FURMAN: Yes. Poppy, you need to right size things. I think that we did too little in 2009 when I was there. I think they did too much last year both, the Fed and the administration. And you can make errors in both directions. You need to calculate, figure out where you are. That', you know, easier said than done. But you can do it better than we've done is the last couple times.

HARLOW: The Wall Street Journal Editorial Board this morning writes about the Fed, the overall message from Powell essentially yesterday still looked more like a central bank slouching toward inflation reality but not yet convinced it has to do all that much to get prices under control. Do you agree with that assessment? FURMAN: I disagree with that. I mean, the Fed just did the biggest move they have done in decades. They are probably going to do another huge move again next month. They are moving very, very far, very quickly, a lot further and quickly than many of their critics were calling for until recently. So, I think they did get behind the curve last year. I think they are catching up very, very quickly. I don't think that they are complacent. They really do want to stamp this inflation out (ph).

HARLOW: I'd like your take as an economist and as someone who has worked in the Obama administration on a number of Democrats both in Congress and officials in the White House pointing the finger at companies, saying price gouging. And we just learned from our Matt Egan the White House is inviting the big oil execs next week to meet. This is after a White House official called their profits, quote, outrageous and President Biden a few weeks said that Exxon is making more money than God.


As an economist, what do you make of this White House argument that corporate greed is making the situation worse? Is there merit to it or is it politics?

FURMAN: Look, I think you can look at individual industrials. The White House has talked about meatpacking, shipping and now it's talking about oil. And you could debate in each one of those industries, was there gouging, what should be done about it. I think that right now, the main thing going on with oil is an increase in the global price of oil. That is the main thing I see. It is President Putin, not the oil companies.

But I don't think that the White House is arguing that greed as a whole is causing inflation. That's why they've said they want the Fed. Their number one policy recommendation is that the Fed need bring down inflation. It really is -- demand is very, very high, supply isn't high enough. When that happens, prices rise. The only way to solve it is more supply or less demand.

HARLOW: You've called some of these proposals, legislative proposals from Democrats against price gouging as a little bit, quote, gimmicky. And I wonder about your take on, for example, Democratic Senator Ron Wyden has said, let's tax excess, his word, excess profits from oil companies, 21 percent.

First of all, I don't know how you determine how excess is, but I wonder if you actually think that that would make a meaningful difference or if that is missing the point here on the inflation point.

FURMAN: Look, at this point, if you want to bring oil prices down, you need to increase oil supply.
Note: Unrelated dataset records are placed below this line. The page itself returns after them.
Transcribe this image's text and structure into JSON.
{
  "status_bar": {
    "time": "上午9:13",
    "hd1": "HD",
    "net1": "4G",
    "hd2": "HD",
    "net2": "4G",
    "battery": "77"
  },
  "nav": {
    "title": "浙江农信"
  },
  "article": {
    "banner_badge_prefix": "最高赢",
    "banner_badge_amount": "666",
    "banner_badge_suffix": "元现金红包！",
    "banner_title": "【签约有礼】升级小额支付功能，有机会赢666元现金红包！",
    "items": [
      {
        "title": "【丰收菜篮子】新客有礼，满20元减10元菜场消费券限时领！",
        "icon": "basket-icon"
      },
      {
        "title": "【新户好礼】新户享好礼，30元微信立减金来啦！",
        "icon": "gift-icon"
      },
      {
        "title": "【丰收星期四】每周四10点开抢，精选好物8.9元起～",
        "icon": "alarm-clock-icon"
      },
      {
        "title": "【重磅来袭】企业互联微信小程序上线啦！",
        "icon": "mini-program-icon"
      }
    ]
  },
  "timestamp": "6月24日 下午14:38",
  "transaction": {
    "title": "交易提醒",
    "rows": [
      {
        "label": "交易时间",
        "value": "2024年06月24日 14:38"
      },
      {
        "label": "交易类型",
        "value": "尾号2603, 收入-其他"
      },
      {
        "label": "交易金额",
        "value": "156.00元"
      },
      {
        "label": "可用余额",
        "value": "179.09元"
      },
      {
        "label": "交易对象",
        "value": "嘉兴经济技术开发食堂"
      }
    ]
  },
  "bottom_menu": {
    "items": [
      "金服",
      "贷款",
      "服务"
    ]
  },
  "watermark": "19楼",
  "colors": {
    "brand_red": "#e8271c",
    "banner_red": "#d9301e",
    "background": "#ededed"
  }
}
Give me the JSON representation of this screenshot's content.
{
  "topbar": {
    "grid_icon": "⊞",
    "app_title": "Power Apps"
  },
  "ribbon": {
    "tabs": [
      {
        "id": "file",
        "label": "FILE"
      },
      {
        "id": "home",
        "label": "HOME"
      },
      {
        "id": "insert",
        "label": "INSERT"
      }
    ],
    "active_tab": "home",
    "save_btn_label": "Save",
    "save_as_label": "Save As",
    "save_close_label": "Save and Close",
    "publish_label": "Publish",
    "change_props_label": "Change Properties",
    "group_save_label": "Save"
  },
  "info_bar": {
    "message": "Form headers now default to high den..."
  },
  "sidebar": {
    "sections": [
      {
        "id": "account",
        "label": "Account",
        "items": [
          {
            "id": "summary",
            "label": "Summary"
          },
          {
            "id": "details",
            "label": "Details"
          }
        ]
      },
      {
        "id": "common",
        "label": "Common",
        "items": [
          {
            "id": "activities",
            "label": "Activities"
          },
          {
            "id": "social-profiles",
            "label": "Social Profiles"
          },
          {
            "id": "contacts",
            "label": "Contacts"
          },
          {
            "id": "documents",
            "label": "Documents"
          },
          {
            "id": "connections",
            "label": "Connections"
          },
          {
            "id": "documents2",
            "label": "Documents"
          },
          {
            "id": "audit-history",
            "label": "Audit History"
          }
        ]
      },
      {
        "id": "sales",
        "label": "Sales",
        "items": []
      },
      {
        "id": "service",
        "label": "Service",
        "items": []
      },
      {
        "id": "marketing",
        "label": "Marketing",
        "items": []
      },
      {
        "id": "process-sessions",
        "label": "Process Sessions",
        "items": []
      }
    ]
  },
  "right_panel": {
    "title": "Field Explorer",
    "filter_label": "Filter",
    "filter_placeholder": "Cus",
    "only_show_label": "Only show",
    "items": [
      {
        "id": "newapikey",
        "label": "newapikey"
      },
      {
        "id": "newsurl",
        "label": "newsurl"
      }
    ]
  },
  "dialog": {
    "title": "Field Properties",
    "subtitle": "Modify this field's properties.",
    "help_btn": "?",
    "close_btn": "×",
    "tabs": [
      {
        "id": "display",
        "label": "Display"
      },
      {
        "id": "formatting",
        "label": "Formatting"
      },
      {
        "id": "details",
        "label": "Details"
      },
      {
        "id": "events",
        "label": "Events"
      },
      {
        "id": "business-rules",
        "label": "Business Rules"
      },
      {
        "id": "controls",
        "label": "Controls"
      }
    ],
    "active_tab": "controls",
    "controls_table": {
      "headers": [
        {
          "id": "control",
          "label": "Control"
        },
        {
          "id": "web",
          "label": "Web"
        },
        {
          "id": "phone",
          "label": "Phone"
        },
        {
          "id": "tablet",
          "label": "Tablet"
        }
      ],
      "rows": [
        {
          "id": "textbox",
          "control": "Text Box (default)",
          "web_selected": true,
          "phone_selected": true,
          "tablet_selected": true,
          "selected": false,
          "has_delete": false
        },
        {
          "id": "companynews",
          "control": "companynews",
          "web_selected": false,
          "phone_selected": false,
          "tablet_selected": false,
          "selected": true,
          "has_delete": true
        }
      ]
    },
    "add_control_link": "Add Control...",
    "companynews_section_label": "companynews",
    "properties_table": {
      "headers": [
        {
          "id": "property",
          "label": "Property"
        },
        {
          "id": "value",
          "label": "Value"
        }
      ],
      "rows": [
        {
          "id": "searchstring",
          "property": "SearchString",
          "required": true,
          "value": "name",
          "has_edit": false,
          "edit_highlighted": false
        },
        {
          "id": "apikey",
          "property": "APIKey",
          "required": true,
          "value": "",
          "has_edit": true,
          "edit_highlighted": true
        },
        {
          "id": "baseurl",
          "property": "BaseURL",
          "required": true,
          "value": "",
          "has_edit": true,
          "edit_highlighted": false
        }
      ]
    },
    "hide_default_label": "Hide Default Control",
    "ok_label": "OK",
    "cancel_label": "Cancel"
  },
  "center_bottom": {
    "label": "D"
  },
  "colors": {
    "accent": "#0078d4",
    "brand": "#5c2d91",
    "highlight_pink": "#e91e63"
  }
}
If you want to increase oil supply, you need to make it easier and more predictable for oil company, oil refiners, to build capacity in this country. Don't think an excess profits tax is the way to encourage, you know, more investment and more supply. So, I think that it is barking at the wrong tree. HARLOW: It sounds like that you are saying that is barking at the wrong tree, but it actually could make it worse.

FURMAN: Depending on how it is designed and what the details are, absolutely. If you punish companies every time that they are in this situation, it will make them not want to expand capacity in the same type of way.

HARLOW: Jason Furman, it's good to have you. Sorry, market is down so much, we have got this little box almost covering your face. We're keeping a close eye on the market and we appreciate you weighing in. Thanks very much, Jason Furman for us. Alex?

MARQUARDT: Dramatic day in the markets, indeed

Now, next, CNN has gotten an exclusive interview with Ukraine's defense minister, and he is saying that the U.S. defense secretary, Lloyd Austin, has made him some long-term promises. We'll be right back.


OLEKSIY REZNIKOV, UKRAINIAN DEFENSE MINISTER: Our partners will never stop. I will stall that.